Road Journals Blog—I distinctly remember eating my first fresh fig. It was deep into the summer of 2002, and I was visiting the remarkable, 2-acre Alan Chadwick garden at UC Santa Cruz. One of the growers plucked a fig from a young tree and held it out to me.
I took the soft green fruit slowly, unsure. It looked nothing like the dried brown figs I had tried before. I placed it in my mouth, whole, and slowly began to chew. It was subtler than I expected, not as sweet.
Figs are something you tiptoe into. They don’t knock you out with powerful flavor—they seduce you with their gentle sweetness and the way they feel in your mouth: soft, slightly chewy, and with a thousand tiny crunching seeds at the end.

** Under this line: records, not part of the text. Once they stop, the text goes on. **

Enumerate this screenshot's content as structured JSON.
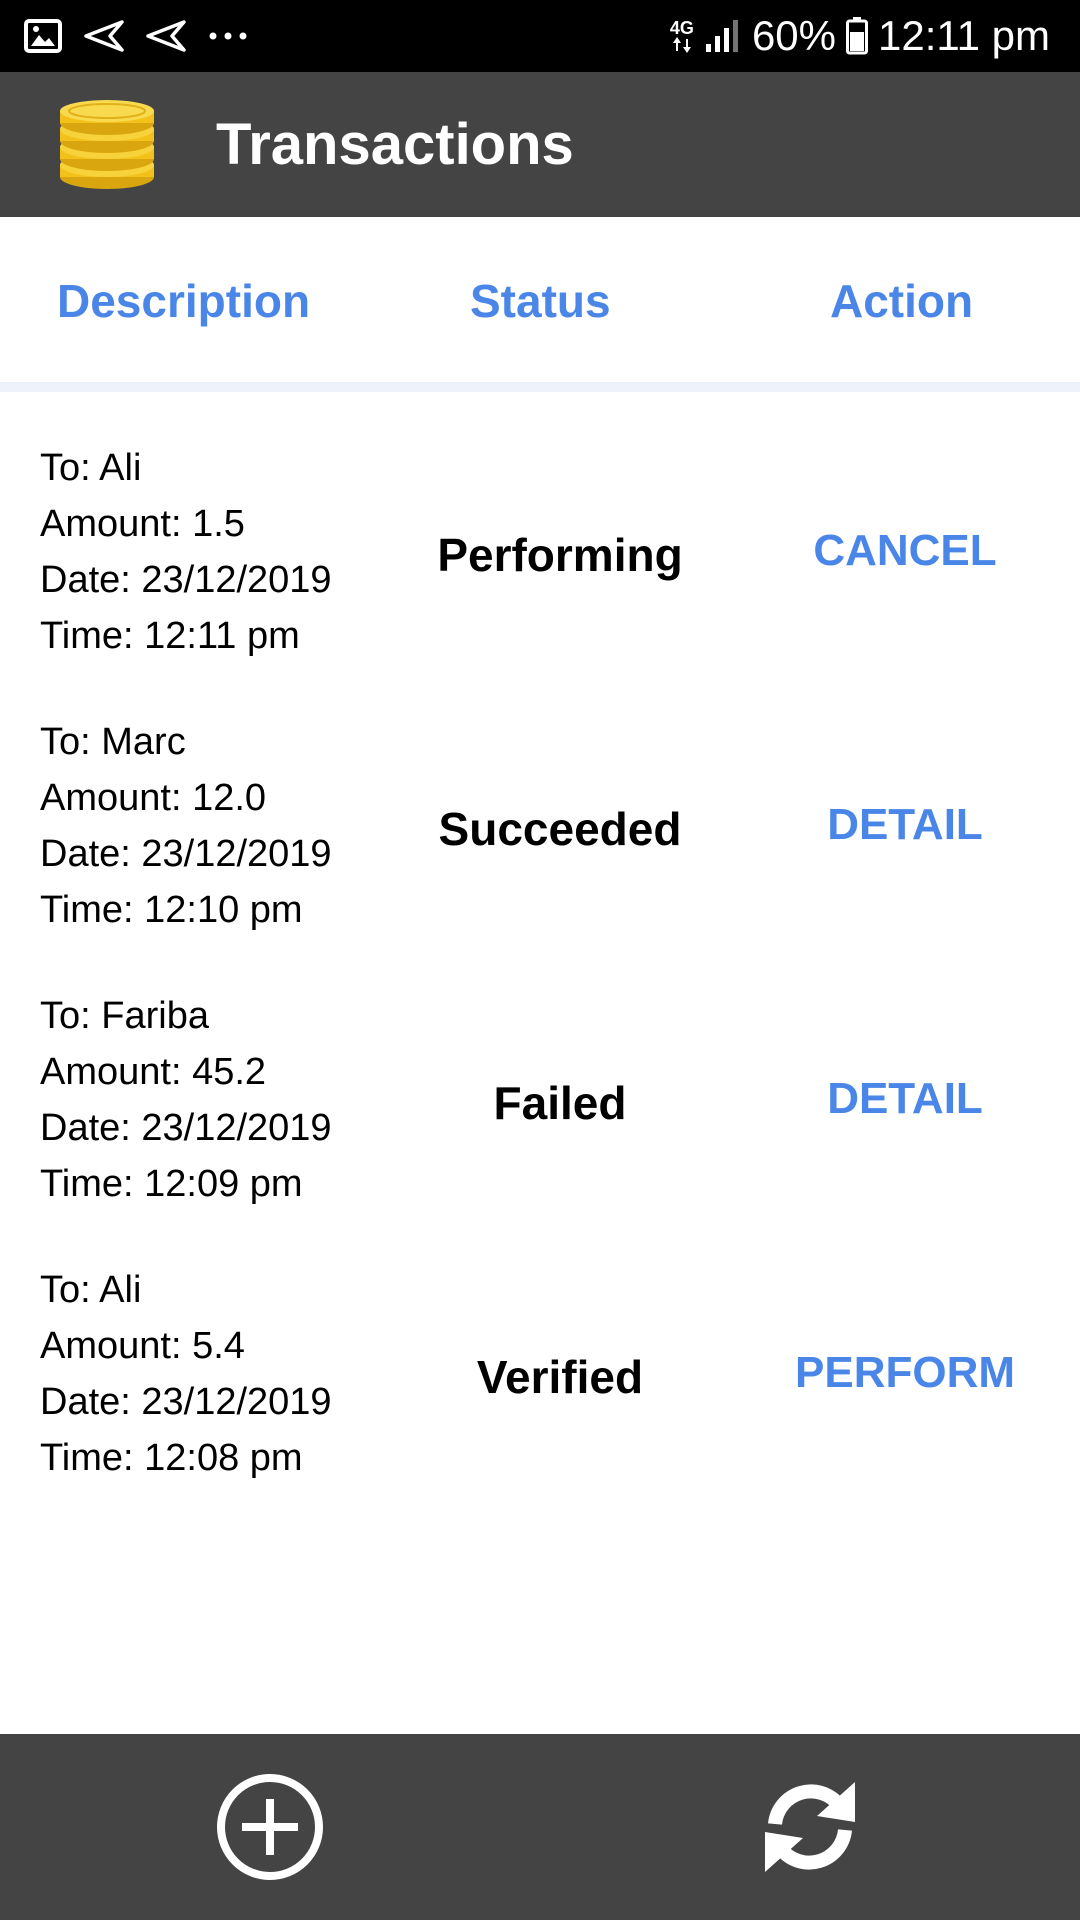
{
  "status_bar": {
    "network": "4G",
    "battery": "60%",
    "time": "12:11 pm",
    "icons": [
      "image-icon",
      "send-icon",
      "send-icon",
      "more-dots-icon",
      "signal-icon",
      "battery-icon"
    ]
  },
  "toolbar": {
    "title": "Transactions",
    "logo": "coins-icon"
  },
  "columns": {
    "description": "Description",
    "status": "Status",
    "action": "Action"
  },
  "transactions": [
    {
      "to": "To: Ali",
      "amount": "Amount: 1.5",
      "date": "Date: 23/12/2019",
      "time": "Time: 12:11 pm",
      "status": "Performing",
      "action": "CANCEL"
    },
    {
      "to": "To: Marc",
      "amount": "Amount: 12.0",
      "date": "Date: 23/12/2019",
      "time": "Time: 12:10 pm",
      "status": "Succeeded",
      "action": "DETAIL"
    },
    {
      "to": "To: Fariba",
      "amount": "Amount: 45.2",
      "date": "Date: 23/12/2019",
      "time": "Time: 12:09 pm",
      "status": "Failed",
      "action": "DETAIL"
    },
    {
      "to": "To: Ali",
      "amount": "Amount: 5.4",
      "date": "Date: 23/12/2019",
      "time": "Time: 12:08 pm",
      "status": "Verified",
      "action": "PERFORM"
    }
  ],
  "bottom_bar": {
    "add_icon": "add-circle-icon",
    "refresh_icon": "refresh-icon"
  },
  "colors": {
    "accent": "#4a86e8",
    "toolbar": "#444444",
    "status_bar": "#000000",
    "coin": "#f2c21b"
  }
}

Same with the way they look. From the outside figs are unremarkable—small and round or pear-shaped, with smooth green or purple skin, depending on the variety.
On the inside, though, they’re beautiful like nothing else. Cut a fig in half and see the green skin ringing a layer of white flesh, from which hundreds of red and white, squeezed-together fingers point toward the center, each capped by a tiny brown seed and surrounded by sweet pink jelly.

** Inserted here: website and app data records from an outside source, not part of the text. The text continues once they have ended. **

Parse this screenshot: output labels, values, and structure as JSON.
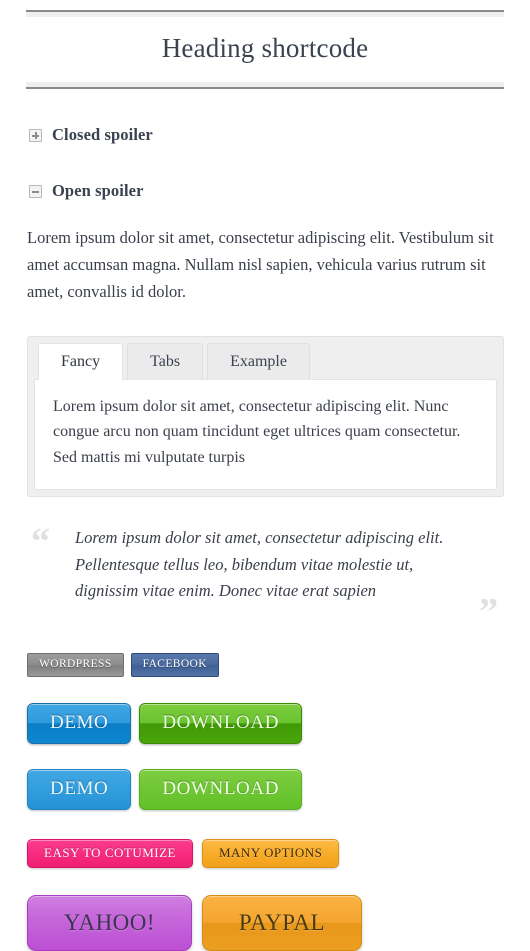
{
  "heading": {
    "title": "Heading shortcode"
  },
  "spoilers": [
    {
      "icon": "plus-square-icon",
      "label": "Closed spoiler",
      "state": "closed"
    },
    {
      "icon": "minus-square-icon",
      "label": "Open spoiler",
      "state": "open"
    }
  ],
  "body_paragraph": "Lorem ipsum dolor sit amet, consectetur adipiscing elit. Vestibulum sit amet accumsan magna. Nullam nisl sapien, vehicula varius rutrum sit amet, convallis id dolor.",
  "tabs": {
    "items": [
      {
        "label": "Fancy",
        "active": true
      },
      {
        "label": "Tabs",
        "active": false
      },
      {
        "label": "Example",
        "active": false
      }
    ],
    "panel_text": "Lorem ipsum dolor sit amet, consectetur adipiscing elit. Nunc congue arcu non quam tincidunt eget ultrices quam consectetur. Sed mattis mi vulputate turpis"
  },
  "blockquote": {
    "open_mark": "“",
    "close_mark": "”",
    "text": "Lorem ipsum dolor sit amet, consectetur adipiscing elit. Pellentesque tellus leo, bibendum vitae molestie ut, dignissim vitae enim. Donec vitae erat sapien"
  },
  "button_rows": [
    {
      "name": "small-buttons-row",
      "buttons": [
        {
          "label": "WORDPRESS",
          "color": "#8d8d8d"
        },
        {
          "label": "FACEBOOK",
          "color": "#4a6a9f"
        }
      ]
    },
    {
      "name": "gradient-3d-buttons-row",
      "buttons": [
        {
          "label": "DEMO",
          "color": "#2e9ade"
        },
        {
          "label": "DOWNLOAD",
          "color": "#6ac42f"
        }
      ]
    },
    {
      "name": "flat-buttons-row",
      "buttons": [
        {
          "label": "DEMO",
          "color": "#2f9ddd"
        },
        {
          "label": "DOWNLOAD",
          "color": "#6dc633"
        }
      ]
    },
    {
      "name": "pill-buttons-row",
      "buttons": [
        {
          "label": "EASY TO COTUMIZE",
          "color": "#f72a7f"
        },
        {
          "label": "MANY OPTIONS",
          "color": "#f7ab28"
        }
      ]
    },
    {
      "name": "large-buttons-row",
      "buttons": [
        {
          "label": "YAHOO!",
          "color": "#c667da"
        },
        {
          "label": "PAYPAL",
          "color": "#f5a52f"
        }
      ]
    }
  ]
}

And there’s more to the story of the lovely fig. Wherever there is fruit there was once a flower. Fig flowers, however, are invisible, unless you know where to look. That’s because figs are inverted–their small flowers form inside that smooth green skin. Some of the more widely cultivated figs are parthenocarpic, meaning they have been bred to fruit without requiring pollination. The figs that do require pollination are pollinated by tiny wasps that fly into minute holes in the bottom of the fig.
How does this fit in with farm stays? Read Figs, a love story (Part II) .
Michelle Nowak is writing about farm stays for an upcoming issue of VIA.
This blog post was first published in May 2011. Some facts may have aged gracelessly. Please call ahead to verify information.